You have a constitutional right to a jury trial. If you decide that you want to go to trial but do not want a jury, then a judge will determine the verdict. The process of selecting jurors is called “voir dire.” This takes place at the beginning of a trial, before opening statements and before the jury is sworn in.
During voir dire, both the prosecutor and the defense attorney will ask jurors questions in an effort to uncover biases. If an attorney wants to have a potential juror excused, he can use a “challenge.” A preemptory challenge allows an attorney to have a juror excused without stating a reason. In a challenge for cause, the attorney will have to explain to the judge the reason for wanting the juror excused. Both the defense and the prosecution are entitled to have a jury of 12 people. If both waive that right, then the jury could be as few as six jurors.
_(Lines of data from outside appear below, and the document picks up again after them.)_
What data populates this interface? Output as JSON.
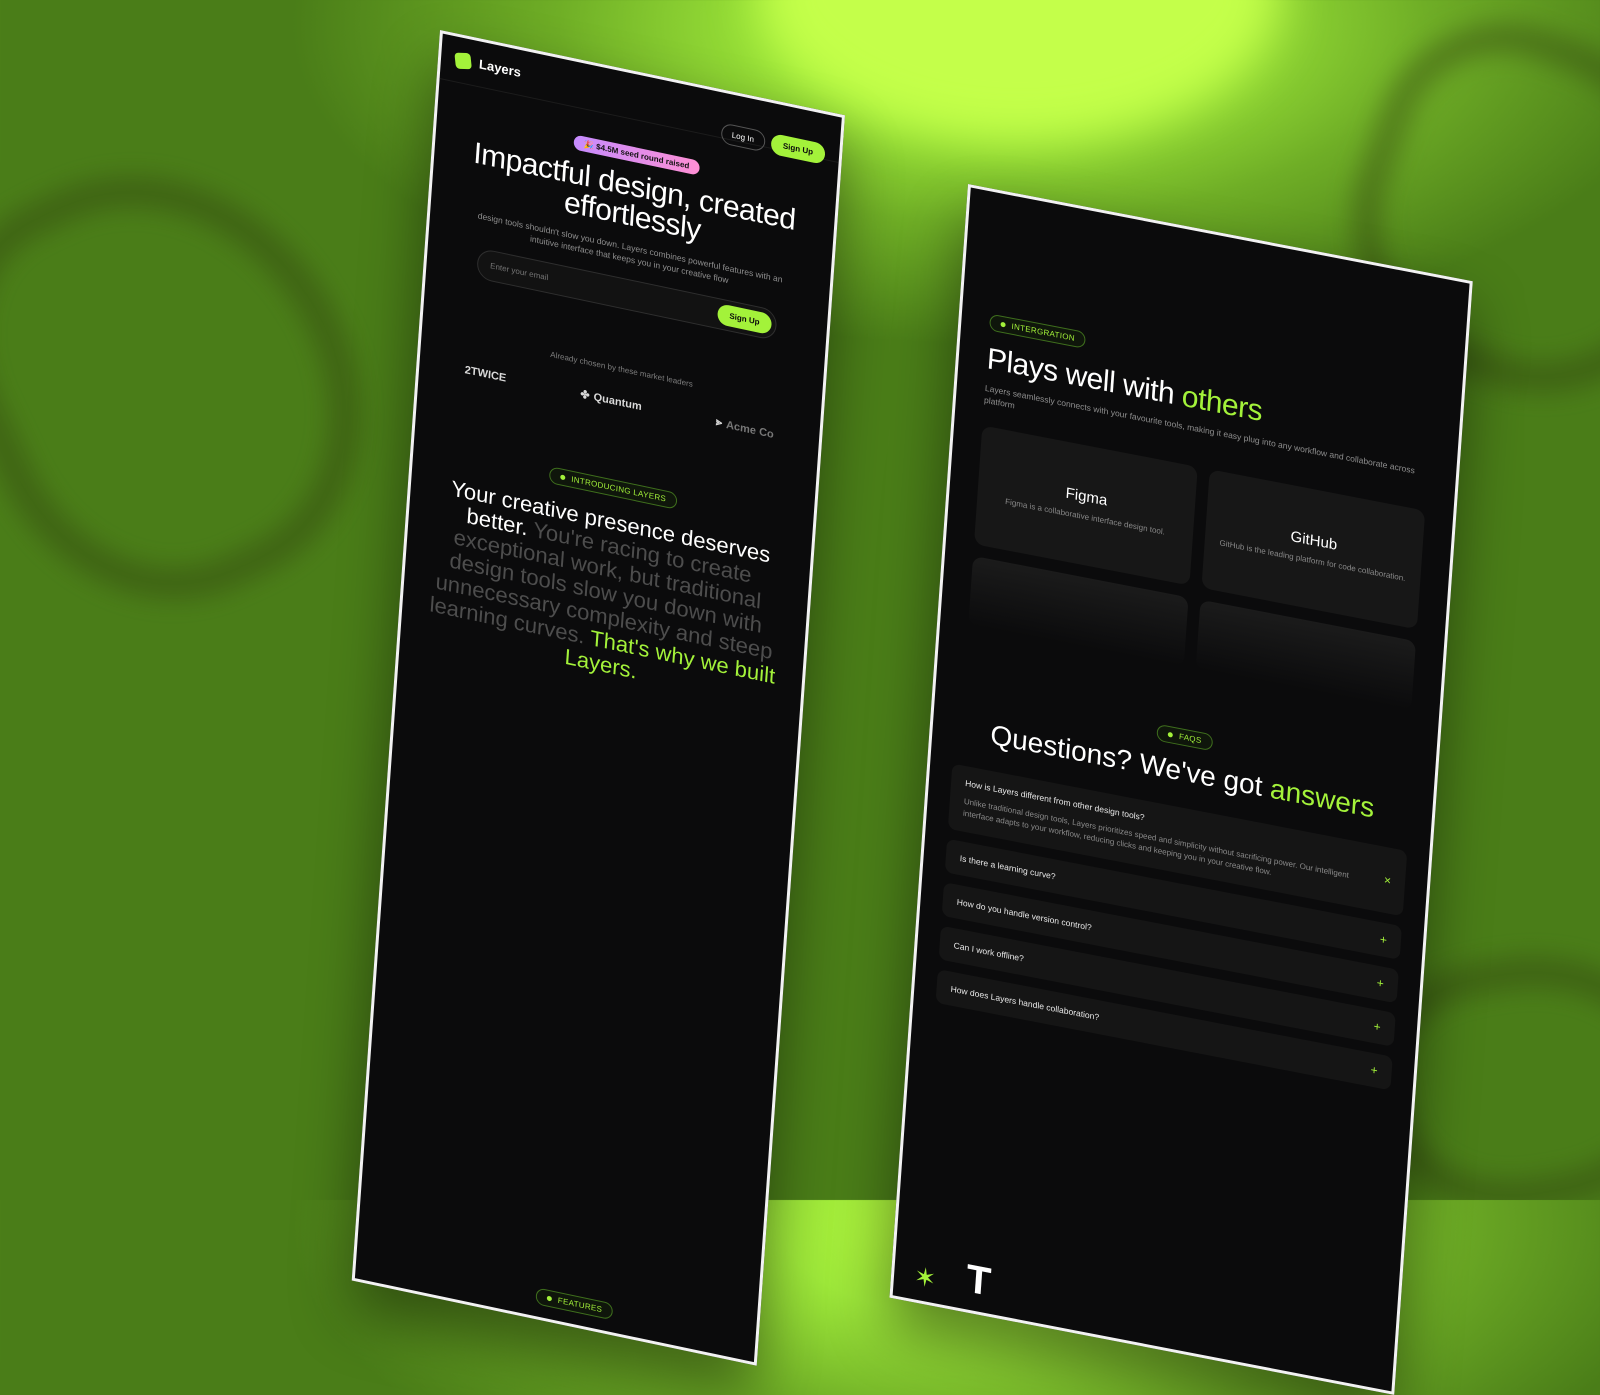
{
  "left_page": {
    "brand": "Layers",
    "nav": {
      "login": "Log In",
      "signup": "Sign Up"
    },
    "hero": {
      "badge": "🎉 $4.5M seed round raised",
      "title": "Impactful design, created effortlessly",
      "subtitle": "design tools shouldn't slow you down. Layers combines powerful features with an intuitive interface that keeps you in your creative flow",
      "email_placeholder": "Enter your email",
      "cta": "Sign Up"
    },
    "logos": {
      "heading": "Already chosen by these market leaders",
      "items": [
        "2TWICE",
        "Quantum",
        "Acme Co"
      ]
    },
    "intro": {
      "tag": "INTRODUCING LAYERS",
      "lead": "Your creative presence deserves better.",
      "body": "You're racing to create exceptional work, but traditional design tools slow you down with unnecessary complexity and steep learning curves.",
      "closing": "That's why we built Layers."
    },
    "footer_tag": "FEATURES"
  },
  "right_page": {
    "integration": {
      "tag": "INTERGRATION",
      "title_start": "Plays well with ",
      "title_accent": "others",
      "subtitle": "Layers seamlessly connects with your favourite tools, making it easy plug into any workflow and collaborate across platform",
      "tiles": [
        {
          "name": "Figma",
          "desc": "Figma is a collaborative interface design tool."
        },
        {
          "name": "GitHub",
          "desc": "GitHub is the leading platform for code collaboration."
        }
      ]
    },
    "faq": {
      "tag": "FAQS",
      "title_start": "Questions? We've got ",
      "title_accent": "answers",
      "items": [
        {
          "q": "How is Layers different from other design tools?",
          "a": "Unlike traditional design tools, Layers prioritizes speed and simplicity without sacrificing power. Our intelligent interface adapts to your workflow, reducing clicks and keeping you in your creative flow.",
          "icon": "×"
        },
        {
          "q": "Is there a learning curve?",
          "icon": "+"
        },
        {
          "q": "How do you handle version control?",
          "icon": "+"
        },
        {
          "q": "Can I work offline?",
          "icon": "+"
        },
        {
          "q": "How does Layers handle collaboration?",
          "icon": "+"
        }
      ]
    },
    "bottom": {
      "star": "✶",
      "letter": "T"
    }
  },
  "colors": {
    "accent": "#a3f23a",
    "page_bg": "#0b0b0c",
    "backdrop": "#9ee83a"
  }
}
Latest posts by Stephen G. Cline (see all)
- 11 plead not guilty in Mexican Mafia prison gang case - July 24, 2017
- Man who stabbed mental health worker in random attack sentenced to prison - July 14, 2017
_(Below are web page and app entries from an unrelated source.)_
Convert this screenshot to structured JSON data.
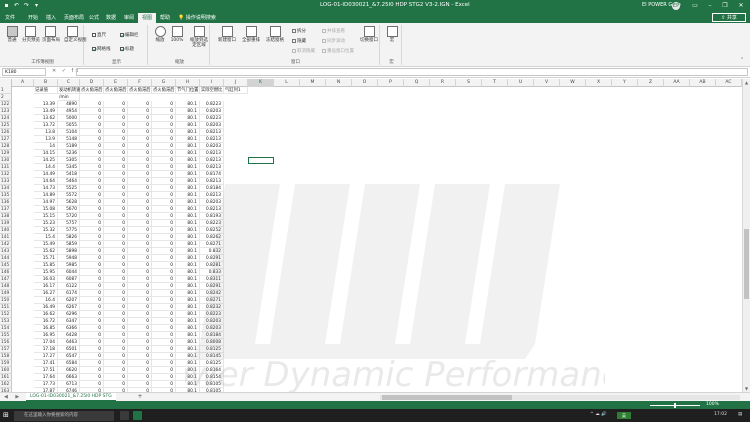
{
  "window": {
    "title": "LOG-01-ID030021_&7.25l0 HDP STG2 V3-2.IGN  -  Excel",
    "user": "EI POWER Grup",
    "avatar_initials": "EP",
    "accent": "#217346"
  },
  "ribbon_tabs": [
    {
      "label": "文件",
      "active": false
    },
    {
      "label": "开始",
      "active": false
    },
    {
      "label": "插入",
      "active": false
    },
    {
      "label": "页面布局",
      "active": false
    },
    {
      "label": "公式",
      "active": false
    },
    {
      "label": "数据",
      "active": false
    },
    {
      "label": "审阅",
      "active": false
    },
    {
      "label": "视图",
      "active": true
    },
    {
      "label": "帮助",
      "active": false
    },
    {
      "label": "操作说明搜索",
      "active": false
    }
  ],
  "share_label": "共享",
  "ribbon": {
    "workbook_views": {
      "label": "工作簿视图",
      "normal": "普通",
      "page_break": "分页预览",
      "page_layout": "页面布局",
      "custom": "自定义视图"
    },
    "show": {
      "label": "显示",
      "ruler": "直尺",
      "formula_bar": "编辑栏",
      "gridlines": "网格线",
      "headings": "标题"
    },
    "zoom": {
      "label": "缩放",
      "zoom": "缩放",
      "zoom_100": "100%",
      "zoom_selection": "缩放到选定区域"
    },
    "window": {
      "label": "窗口",
      "new_window": "新建窗口",
      "arrange_all": "全部重排",
      "freeze": "冻结窗格",
      "split": "拆分",
      "hide": "隐藏",
      "unhide": "取消隐藏",
      "side_by_side": "并排查看",
      "sync_scroll": "同步滚动",
      "reset_position": "重设窗口位置",
      "switch": "切换窗口"
    },
    "macros": {
      "label": "宏",
      "macros": "宏"
    }
  },
  "formula_bar": {
    "name_box": "K180",
    "buttons": "✕ ✓ fx",
    "formula": ""
  },
  "columns": [
    "A",
    "B",
    "C",
    "D",
    "E",
    "F",
    "G",
    "H",
    "I",
    "J",
    "K",
    "L",
    "M",
    "N",
    "O",
    "P",
    "Q",
    "R",
    "S",
    "T",
    "U",
    "V",
    "W",
    "X",
    "Y",
    "Z",
    "AA",
    "AB",
    "AC"
  ],
  "selected_column": "K",
  "header_rows": {
    "row1": [
      "",
      "记录值",
      "发动机转速",
      "点火角滞后",
      "点火角滞后",
      "点火角滞后",
      "点火角滞后",
      "节气门位置",
      "实际空燃比",
      "气缸列1"
    ],
    "row1_num": "1",
    "row2_num": "2",
    "row2": [
      "",
      "",
      "/min",
      "",
      "",
      "",
      "",
      "",
      "",
      ""
    ]
  },
  "data_rows": [
    {
      "n": "122",
      "b": "13.39",
      "c": "4890",
      "i": "0.8223"
    },
    {
      "n": "123",
      "b": "13.49",
      "c": "4954",
      "i": "0.8203"
    },
    {
      "n": "124",
      "b": "13.62",
      "c": "5000",
      "i": "0.8223"
    },
    {
      "n": "125",
      "b": "13.72",
      "c": "5055",
      "i": "0.8203"
    },
    {
      "n": "126",
      "b": "13.8",
      "c": "5104",
      "i": "0.8213"
    },
    {
      "n": "127",
      "b": "13.9",
      "c": "5148",
      "i": "0.8213"
    },
    {
      "n": "128",
      "b": "14",
      "c": "5189",
      "i": "0.8203"
    },
    {
      "n": "129",
      "b": "14.15",
      "c": "5236",
      "i": "0.8213"
    },
    {
      "n": "130",
      "b": "14.25",
      "c": "5305",
      "i": "0.8213"
    },
    {
      "n": "131",
      "b": "14.4",
      "c": "5345",
      "i": "0.8213"
    },
    {
      "n": "132",
      "b": "14.49",
      "c": "5418",
      "i": "0.8174"
    },
    {
      "n": "133",
      "b": "14.64",
      "c": "5464",
      "i": "0.8213"
    },
    {
      "n": "134",
      "b": "14.73",
      "c": "5525",
      "i": "0.8184"
    },
    {
      "n": "135",
      "b": "14.89",
      "c": "5572",
      "i": "0.8213"
    },
    {
      "n": "136",
      "b": "14.97",
      "c": "5628",
      "i": "0.8203"
    },
    {
      "n": "137",
      "b": "15.08",
      "c": "5670",
      "i": "0.8213"
    },
    {
      "n": "138",
      "b": "15.15",
      "c": "5720",
      "i": "0.8193"
    },
    {
      "n": "139",
      "b": "15.23",
      "c": "5757",
      "i": "0.8223"
    },
    {
      "n": "140",
      "b": "15.32",
      "c": "5775",
      "i": "0.8252"
    },
    {
      "n": "141",
      "b": "15.4",
      "c": "5826",
      "i": "0.8262"
    },
    {
      "n": "142",
      "b": "15.49",
      "c": "5859",
      "i": "0.8271"
    },
    {
      "n": "143",
      "b": "15.62",
      "c": "5898",
      "i": "0.832"
    },
    {
      "n": "144",
      "b": "15.71",
      "c": "5948",
      "i": "0.8291"
    },
    {
      "n": "145",
      "b": "15.85",
      "c": "5985",
      "i": "0.8281"
    },
    {
      "n": "146",
      "b": "15.95",
      "c": "6044",
      "i": "0.833"
    },
    {
      "n": "147",
      "b": "16.03",
      "c": "6087",
      "i": "0.8311"
    },
    {
      "n": "148",
      "b": "16.17",
      "c": "6122",
      "i": "0.8291"
    },
    {
      "n": "149",
      "b": "16.27",
      "c": "6174",
      "i": "0.8242"
    },
    {
      "n": "150",
      "b": "16.4",
      "c": "6207",
      "i": "0.8271"
    },
    {
      "n": "151",
      "b": "16.49",
      "c": "6267",
      "i": "0.8232"
    },
    {
      "n": "152",
      "b": "16.62",
      "c": "6296",
      "i": "0.8223"
    },
    {
      "n": "153",
      "b": "16.72",
      "c": "6347",
      "i": "0.8203"
    },
    {
      "n": "154",
      "b": "16.85",
      "c": "6366",
      "i": "0.8203"
    },
    {
      "n": "155",
      "b": "16.95",
      "c": "6428",
      "i": "0.8184"
    },
    {
      "n": "156",
      "b": "17.04",
      "c": "6463",
      "i": "0.8008"
    },
    {
      "n": "157",
      "b": "17.18",
      "c": "6501",
      "i": "0.8125"
    },
    {
      "n": "158",
      "b": "17.27",
      "c": "6547",
      "i": "0.8145"
    },
    {
      "n": "159",
      "b": "17.41",
      "c": "6584",
      "i": "0.8125"
    },
    {
      "n": "160",
      "b": "17.51",
      "c": "6620",
      "i": "0.8164"
    },
    {
      "n": "161",
      "b": "17.64",
      "c": "6663",
      "i": "0.8154"
    },
    {
      "n": "162",
      "b": "17.73",
      "c": "6713",
      "i": "0.8105"
    },
    {
      "n": "163",
      "b": "17.87",
      "c": "6746",
      "i": "0.8105"
    },
    {
      "n": "164",
      "b": "17.97",
      "c": "6798",
      "i": "0.8096"
    },
    {
      "n": "165",
      "b": "18.08",
      "c": "6829",
      "i": "0.8076"
    },
    {
      "n": "166",
      "b": "18.17",
      "c": "6877",
      "i": "0.8066"
    }
  ],
  "zero_value": "0",
  "h_value": "80.1",
  "watermark_text": "Power Dynamic Performance",
  "sheet_tab": "LOG-01-ID030021_&7.25l0 HDP STG",
  "add_sheet": "+",
  "status": {
    "ready": "",
    "zoom": "100%"
  },
  "taskbar": {
    "search_placeholder": "在这里输入你要搜索的内容",
    "tray_text": "^ ☁ 🔊",
    "lang": "英",
    "time": "17:02"
  }
}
- Delay for new courthouse opening creates logistical challenges - July 14, 2017